● **RECORDS FOR THIS TASK**:
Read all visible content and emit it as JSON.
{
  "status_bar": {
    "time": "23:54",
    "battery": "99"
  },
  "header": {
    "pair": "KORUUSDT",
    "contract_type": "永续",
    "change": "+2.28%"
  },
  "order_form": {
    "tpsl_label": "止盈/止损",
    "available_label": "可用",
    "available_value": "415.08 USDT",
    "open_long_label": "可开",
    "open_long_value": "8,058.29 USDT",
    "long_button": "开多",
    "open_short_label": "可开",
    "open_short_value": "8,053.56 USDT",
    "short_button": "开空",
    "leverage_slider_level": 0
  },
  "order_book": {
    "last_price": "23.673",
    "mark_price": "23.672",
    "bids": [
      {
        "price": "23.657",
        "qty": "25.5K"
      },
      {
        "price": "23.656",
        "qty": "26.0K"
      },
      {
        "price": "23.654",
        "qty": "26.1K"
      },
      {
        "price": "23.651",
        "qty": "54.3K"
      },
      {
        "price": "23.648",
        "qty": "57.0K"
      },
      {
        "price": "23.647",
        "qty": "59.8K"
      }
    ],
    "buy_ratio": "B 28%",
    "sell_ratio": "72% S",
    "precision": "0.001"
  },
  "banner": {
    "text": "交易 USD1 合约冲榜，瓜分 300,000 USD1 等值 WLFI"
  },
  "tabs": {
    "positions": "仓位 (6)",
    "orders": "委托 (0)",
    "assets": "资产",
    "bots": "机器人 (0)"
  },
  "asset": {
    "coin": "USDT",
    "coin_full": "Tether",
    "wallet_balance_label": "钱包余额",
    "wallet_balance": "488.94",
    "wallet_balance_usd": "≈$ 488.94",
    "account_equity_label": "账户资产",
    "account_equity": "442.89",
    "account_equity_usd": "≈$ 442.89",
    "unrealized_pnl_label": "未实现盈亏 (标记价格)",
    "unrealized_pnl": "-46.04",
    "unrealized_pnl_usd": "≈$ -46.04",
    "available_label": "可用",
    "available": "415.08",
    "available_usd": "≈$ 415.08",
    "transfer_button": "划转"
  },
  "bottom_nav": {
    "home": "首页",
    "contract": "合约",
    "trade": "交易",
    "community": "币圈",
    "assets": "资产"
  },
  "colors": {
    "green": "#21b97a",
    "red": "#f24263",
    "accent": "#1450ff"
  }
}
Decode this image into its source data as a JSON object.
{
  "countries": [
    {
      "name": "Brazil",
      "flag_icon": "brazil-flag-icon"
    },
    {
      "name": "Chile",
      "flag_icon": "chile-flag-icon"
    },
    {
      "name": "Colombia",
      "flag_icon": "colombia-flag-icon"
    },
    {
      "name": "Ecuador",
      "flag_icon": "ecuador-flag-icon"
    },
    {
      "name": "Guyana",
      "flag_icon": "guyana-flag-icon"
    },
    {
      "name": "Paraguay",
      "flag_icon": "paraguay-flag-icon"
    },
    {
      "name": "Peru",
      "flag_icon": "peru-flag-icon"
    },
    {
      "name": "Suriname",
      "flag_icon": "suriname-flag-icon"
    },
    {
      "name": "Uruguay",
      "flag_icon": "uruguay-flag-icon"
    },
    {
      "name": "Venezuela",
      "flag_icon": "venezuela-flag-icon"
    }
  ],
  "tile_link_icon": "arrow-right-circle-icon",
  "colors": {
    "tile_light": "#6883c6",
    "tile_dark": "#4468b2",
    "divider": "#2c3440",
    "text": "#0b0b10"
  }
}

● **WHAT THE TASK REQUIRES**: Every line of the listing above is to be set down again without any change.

● **EXERCISE RESULT**:
Read all visible content and emit it as JSON.
{
  "status_bar": {
    "time": "23:54",
    "battery": "99"
  },
  "header": {
    "pair": "KORUUSDT",
    "contract_type": "永续",
    "change": "+2.28%"
  },
  "order_form": {
    "tpsl_label": "止盈/止损",
    "available_label": "可用",
    "available_value": "415.08 USDT",
    "open_long_label": "可开",
    "open_long_value": "8,058.29 USDT",
    "long_button": "开多",
    "open_short_label": "可开",
    "open_short_value": "8,053.56 USDT",
    "short_button": "开空",
    "leverage_slider_level": 0
  },
  "order_book": {
    "last_price": "23.673",
    "mark_price": "23.672",
    "bids": [
      {
        "price": "23.657",
        "qty": "25.5K"
      },
      {
        "price": "23.656",
        "qty": "26.0K"
      },
      {
        "price": "23.654",
        "qty": "26.1K"
      },
      {
        "price": "23.651",
        "qty": "54.3K"
      },
      {
        "price": "23.648",
        "qty": "57.0K"
      },
      {
        "price": "23.647",
        "qty": "59.8K"
      }
    ],
    "buy_ratio": "B 28%",
    "sell_ratio": "72% S",
    "precision": "0.001"
  },
  "banner": {
    "text": "交易 USD1 合约冲榜，瓜分 300,000 USD1 等值 WLFI"
  },
  "tabs": {
    "positions": "仓位 (6)",
    "orders": "委托 (0)",
    "assets": "资产",
    "bots": "机器人 (0)"
  },
  "asset": {
    "coin": "USDT",
    "coin_full": "Tether",
    "wallet_balance_label": "钱包余额",
    "wallet_balance": "488.94",
    "wallet_balance_usd": "≈$ 488.94",
    "account_equity_label": "账户资产",
    "account_equity": "442.89",
    "account_equity_usd": "≈$ 442.89",
    "unrealized_pnl_label": "未实现盈亏 (标记价格)",
    "unrealized_pnl": "-46.04",
    "unrealized_pnl_usd": "≈$ -46.04",
    "available_label": "可用",
    "available": "415.08",
    "available_usd": "≈$ 415.08",
    "transfer_button": "划转"
  },
  "bottom_nav": {
    "home": "首页",
    "contract": "合约",
    "trade": "交易",
    "community": "币圈",
    "assets": "资产"
  },
  "colors": {
    "green": "#21b97a",
    "red": "#f24263",
    "accent": "#1450ff"
  }
}
Decode this image into its source data as a JSON object.
{
  "countries": [
    {
      "name": "Brazil",
      "flag_icon": "brazil-flag-icon"
    },
    {
      "name": "Chile",
      "flag_icon": "chile-flag-icon"
    },
    {
      "name": "Colombia",
      "flag_icon": "colombia-flag-icon"
    },
    {
      "name": "Ecuador",
      "flag_icon": "ecuador-flag-icon"
    },
    {
      "name": "Guyana",
      "flag_icon": "guyana-flag-icon"
    },
    {
      "name": "Paraguay",
      "flag_icon": "paraguay-flag-icon"
    },
    {
      "name": "Peru",
      "flag_icon": "peru-flag-icon"
    },
    {
      "name": "Suriname",
      "flag_icon": "suriname-flag-icon"
    },
    {
      "name": "Uruguay",
      "flag_icon": "uruguay-flag-icon"
    },
    {
      "name": "Venezuela",
      "flag_icon": "venezuela-flag-icon"
    }
  ],
  "tile_link_icon": "arrow-right-circle-icon",
  "colors": {
    "tile_light": "#6883c6",
    "tile_dark": "#4468b2",
    "divider": "#2c3440",
    "text": "#0b0b10"
  }
}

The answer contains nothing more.